And now for even more reasons to be skeptical about the alleged economic recovery: Unemployment is down, but a smaller share of Americans are in the labor force and many have just given up on trying to find work.
The newest Bureau of Labor Statistics data came out this morning, and the April jobs numbers ain’t great.
Yes, the U.S. did add 115,000 jobs, bringing down unemployment .1 points, from 8.2 to 8.1 percent.
But — and isn’t there always a but? — fewer people are in the workforce.
Check it out: The proportion of working-age Americans in the labor force went down in the past month to 63.6 percent which, as the Times notes, is the lowest level since 1981.

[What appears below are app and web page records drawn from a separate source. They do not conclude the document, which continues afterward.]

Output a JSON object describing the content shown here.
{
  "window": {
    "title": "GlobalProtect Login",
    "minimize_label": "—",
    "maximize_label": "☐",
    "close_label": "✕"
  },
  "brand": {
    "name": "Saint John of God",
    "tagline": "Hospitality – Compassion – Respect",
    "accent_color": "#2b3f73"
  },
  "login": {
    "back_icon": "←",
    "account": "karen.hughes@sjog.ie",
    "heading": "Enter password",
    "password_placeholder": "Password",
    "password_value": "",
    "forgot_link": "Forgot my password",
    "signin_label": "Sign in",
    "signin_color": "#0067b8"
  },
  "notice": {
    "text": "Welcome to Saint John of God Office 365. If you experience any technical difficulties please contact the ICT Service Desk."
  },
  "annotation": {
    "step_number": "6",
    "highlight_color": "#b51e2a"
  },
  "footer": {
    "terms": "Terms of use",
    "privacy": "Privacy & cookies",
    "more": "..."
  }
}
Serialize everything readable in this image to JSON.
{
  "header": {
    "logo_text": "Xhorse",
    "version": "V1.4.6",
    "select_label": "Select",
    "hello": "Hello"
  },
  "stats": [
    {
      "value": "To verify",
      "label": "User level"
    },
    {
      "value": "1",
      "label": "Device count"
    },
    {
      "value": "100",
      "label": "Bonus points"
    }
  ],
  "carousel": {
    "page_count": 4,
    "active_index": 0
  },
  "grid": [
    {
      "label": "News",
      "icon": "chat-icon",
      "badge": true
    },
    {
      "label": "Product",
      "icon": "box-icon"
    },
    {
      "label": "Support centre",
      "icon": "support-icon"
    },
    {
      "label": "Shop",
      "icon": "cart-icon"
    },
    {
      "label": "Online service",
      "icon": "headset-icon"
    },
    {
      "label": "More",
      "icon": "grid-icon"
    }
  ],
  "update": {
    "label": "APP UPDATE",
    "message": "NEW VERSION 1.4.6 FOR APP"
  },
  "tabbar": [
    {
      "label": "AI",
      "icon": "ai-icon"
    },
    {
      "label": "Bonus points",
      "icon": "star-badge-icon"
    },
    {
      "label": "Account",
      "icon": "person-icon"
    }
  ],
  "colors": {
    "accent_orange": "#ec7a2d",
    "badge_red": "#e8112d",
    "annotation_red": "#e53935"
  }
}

The number of discouraged workers — people “not currently looking for work because they believe no jobs are available for them” — didn’t change much from last year: It still hovers at 968,000.
In the Empire State, what appear to be the latest figures put unemployment at 8.7 percent, compared to 8.2 percent for March of last year. In New York City, it has hit 9.8 percent, up from 8.6 percent in March 2011. For jobs, the worst is Bronx County, with 13.6 percent unemployment.
Commentators have pointed out that the economy might make or break President Barack Obama’s re-election bid in November. Many Republicans have already pounced on the just-released jobs report, and are trying to use it to bolster Mitt Romney’s businessman-based candidacy.
This article from the Village Voice Archive was posted on May 4, 2012